TO DO -> Please quote the material exactly, every line of it.

INPUT MATERIAL ->
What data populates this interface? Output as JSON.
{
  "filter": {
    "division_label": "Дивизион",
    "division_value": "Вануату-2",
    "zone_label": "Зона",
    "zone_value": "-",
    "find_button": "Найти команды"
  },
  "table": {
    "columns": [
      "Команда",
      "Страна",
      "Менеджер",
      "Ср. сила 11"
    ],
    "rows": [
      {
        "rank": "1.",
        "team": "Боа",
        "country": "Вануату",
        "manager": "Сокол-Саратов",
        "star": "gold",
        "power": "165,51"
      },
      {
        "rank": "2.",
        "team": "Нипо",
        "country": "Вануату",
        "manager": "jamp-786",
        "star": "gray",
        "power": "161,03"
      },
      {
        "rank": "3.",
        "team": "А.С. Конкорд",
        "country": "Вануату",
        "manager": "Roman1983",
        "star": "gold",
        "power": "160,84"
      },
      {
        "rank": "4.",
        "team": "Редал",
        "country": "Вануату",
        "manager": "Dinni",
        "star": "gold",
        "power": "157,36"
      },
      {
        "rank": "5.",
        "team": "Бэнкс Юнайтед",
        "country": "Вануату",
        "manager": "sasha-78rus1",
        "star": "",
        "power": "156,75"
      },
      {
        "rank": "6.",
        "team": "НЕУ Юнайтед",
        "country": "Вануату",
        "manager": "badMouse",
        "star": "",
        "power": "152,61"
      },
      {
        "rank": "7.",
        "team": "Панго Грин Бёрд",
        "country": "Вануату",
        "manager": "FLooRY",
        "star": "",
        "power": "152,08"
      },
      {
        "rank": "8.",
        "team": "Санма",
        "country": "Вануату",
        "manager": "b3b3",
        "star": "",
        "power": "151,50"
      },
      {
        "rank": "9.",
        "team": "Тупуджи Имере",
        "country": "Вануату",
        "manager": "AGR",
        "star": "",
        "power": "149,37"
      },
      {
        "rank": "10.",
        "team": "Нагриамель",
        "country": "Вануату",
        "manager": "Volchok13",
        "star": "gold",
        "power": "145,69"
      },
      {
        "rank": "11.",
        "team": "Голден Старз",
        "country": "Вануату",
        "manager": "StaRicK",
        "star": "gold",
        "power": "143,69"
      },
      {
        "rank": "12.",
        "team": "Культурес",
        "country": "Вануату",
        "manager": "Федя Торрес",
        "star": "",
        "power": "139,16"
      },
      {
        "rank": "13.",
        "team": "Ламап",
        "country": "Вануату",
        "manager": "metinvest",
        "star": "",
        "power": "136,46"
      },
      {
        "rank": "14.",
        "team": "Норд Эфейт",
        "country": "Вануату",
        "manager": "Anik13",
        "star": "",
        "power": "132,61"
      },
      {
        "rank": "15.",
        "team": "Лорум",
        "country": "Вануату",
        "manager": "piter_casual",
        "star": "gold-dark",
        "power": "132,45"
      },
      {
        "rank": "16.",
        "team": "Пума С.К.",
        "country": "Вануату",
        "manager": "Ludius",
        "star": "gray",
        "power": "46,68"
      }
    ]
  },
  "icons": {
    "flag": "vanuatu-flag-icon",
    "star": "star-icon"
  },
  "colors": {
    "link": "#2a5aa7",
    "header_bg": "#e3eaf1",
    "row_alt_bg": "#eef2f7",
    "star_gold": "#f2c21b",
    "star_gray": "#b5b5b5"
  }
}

WRITTEN ANSWER ->
What data populates this interface? Output as JSON.
{
  "filter": {
    "division_label": "Дивизион",
    "division_value": "Вануату-2",
    "zone_label": "Зона",
    "zone_value": "-",
    "find_button": "Найти команды"
  },
  "table": {
    "columns": [
      "Команда",
      "Страна",
      "Менеджер",
      "Ср. сила 11"
    ],
    "rows": [
      {
        "rank": "1.",
        "team": "Боа",
        "country": "Вануату",
        "manager": "Сокол-Саратов",
        "star": "gold",
        "power": "165,51"
      },
      {
        "rank": "2.",
        "team": "Нипо",
        "country": "Вануату",
        "manager": "jamp-786",
        "star": "gray",
        "power": "161,03"
      },
      {
        "rank": "3.",
        "team": "А.С. Конкорд",
        "country": "Вануату",
        "manager": "Roman1983",
        "star": "gold",
        "power": "160,84"
      },
      {
        "rank": "4.",
        "team": "Редал",
        "country": "Вануату",
        "manager": "Dinni",
        "star": "gold",
        "power": "157,36"
      },
      {
        "rank": "5.",
        "team": "Бэнкс Юнайтед",
        "country": "Вануату",
        "manager": "sasha-78rus1",
        "star": "",
        "power": "156,75"
      },
      {
        "rank": "6.",
        "team": "НЕУ Юнайтед",
        "country": "Вануату",
        "manager": "badMouse",
        "star": "",
        "power": "152,61"
      },
      {
        "rank": "7.",
        "team": "Панго Грин Бёрд",
        "country": "Вануату",
        "manager": "FLooRY",
        "star": "",
        "power": "152,08"
      },
      {
        "rank": "8.",
        "team": "Санма",
        "country": "Вануату",
        "manager": "b3b3",
        "star": "",
        "power": "151,50"
      },
      {
        "rank": "9.",
        "team": "Тупуджи Имере",
        "country": "Вануату",
        "manager": "AGR",
        "star": "",
        "power": "149,37"
      },
      {
        "rank": "10.",
        "team": "Нагриамель",
        "country": "Вануату",
        "manager": "Volchok13",
        "star": "gold",
        "power": "145,69"
      },
      {
        "rank": "11.",
        "team": "Голден Старз",
        "country": "Вануату",
        "manager": "StaRicK",
        "star": "gold",
        "power": "143,69"
      },
      {
        "rank": "12.",
        "team": "Культурес",
        "country": "Вануату",
        "manager": "Федя Торрес",
        "star": "",
        "power": "139,16"
      },
      {
        "rank": "13.",
        "team": "Ламап",
        "country": "Вануату",
        "manager": "metinvest",
        "star": "",
        "power": "136,46"
      },
      {
        "rank": "14.",
        "team": "Норд Эфейт",
        "country": "Вануату",
        "manager": "Anik13",
        "star": "",
        "power": "132,61"
      },
      {
        "rank": "15.",
        "team": "Лорум",
        "country": "Вануату",
        "manager": "piter_casual",
        "star": "gold-dark",
        "power": "132,45"
      },
      {
        "rank": "16.",
        "team": "Пума С.К.",
        "country": "Вануату",
        "manager": "Ludius",
        "star": "gray",
        "power": "46,68"
      }
    ]
  },
  "icons": {
    "flag": "vanuatu-flag-icon",
    "star": "star-icon"
  },
  "colors": {
    "link": "#2a5aa7",
    "header_bg": "#e3eaf1",
    "row_alt_bg": "#eef2f7",
    "star_gold": "#f2c21b",
    "star_gray": "#b5b5b5"
  }
}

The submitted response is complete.